• [Directions for this task]: Every entry that follows needs to be repeated exactly.

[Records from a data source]
□ □ □ □
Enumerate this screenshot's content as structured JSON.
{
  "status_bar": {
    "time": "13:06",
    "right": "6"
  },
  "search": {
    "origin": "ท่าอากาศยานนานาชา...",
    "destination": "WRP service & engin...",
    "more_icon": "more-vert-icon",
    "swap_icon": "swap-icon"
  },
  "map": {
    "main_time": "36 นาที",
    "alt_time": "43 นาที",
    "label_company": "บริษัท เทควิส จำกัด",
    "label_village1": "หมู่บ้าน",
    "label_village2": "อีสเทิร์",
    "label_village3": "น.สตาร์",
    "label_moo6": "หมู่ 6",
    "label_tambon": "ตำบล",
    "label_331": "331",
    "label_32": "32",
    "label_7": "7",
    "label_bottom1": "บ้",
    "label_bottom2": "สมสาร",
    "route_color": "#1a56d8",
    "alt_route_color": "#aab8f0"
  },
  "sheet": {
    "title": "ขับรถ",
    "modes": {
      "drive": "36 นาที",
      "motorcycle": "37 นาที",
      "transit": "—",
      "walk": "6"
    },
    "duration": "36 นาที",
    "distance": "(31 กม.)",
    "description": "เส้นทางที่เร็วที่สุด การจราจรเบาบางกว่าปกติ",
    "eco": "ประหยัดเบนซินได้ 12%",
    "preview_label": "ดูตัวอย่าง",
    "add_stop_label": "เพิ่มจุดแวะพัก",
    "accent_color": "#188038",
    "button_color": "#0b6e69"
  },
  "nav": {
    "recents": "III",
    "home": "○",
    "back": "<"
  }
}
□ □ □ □
• [Task answer]:
Enumerate this screenshot's content as structured JSON.
{
  "status_bar": {
    "time": "13:06",
    "right": "6"
  },
  "search": {
    "origin": "ท่าอากาศยานนานาชา...",
    "destination": "WRP service & engin...",
    "more_icon": "more-vert-icon",
    "swap_icon": "swap-icon"
  },
  "map": {
    "main_time": "36 นาที",
    "alt_time": "43 นาที",
    "label_company": "บริษัท เทควิส จำกัด",
    "label_village1": "หมู่บ้าน",
    "label_village2": "อีสเทิร์",
    "label_village3": "น.สตาร์",
    "label_moo6": "หมู่ 6",
    "label_tambon": "ตำบล",
    "label_331": "331",
    "label_32": "32",
    "label_7": "7",
    "label_bottom1": "บ้",
    "label_bottom2": "สมสาร",
    "route_color": "#1a56d8",
    "alt_route_color": "#aab8f0"
  },
  "sheet": {
    "title": "ขับรถ",
    "modes": {
      "drive": "36 นาที",
      "motorcycle": "37 นาที",
      "transit": "—",
      "walk": "6"
    },
    "duration": "36 นาที",
    "distance": "(31 กม.)",
    "description": "เส้นทางที่เร็วที่สุด การจราจรเบาบางกว่าปกติ",
    "eco": "ประหยัดเบนซินได้ 12%",
    "preview_label": "ดูตัวอย่าง",
    "add_stop_label": "เพิ่มจุดแวะพัก",
    "accent_color": "#188038",
    "button_color": "#0b6e69"
  },
  "nav": {
    "recents": "III",
    "home": "○",
    "back": "<"
  }
}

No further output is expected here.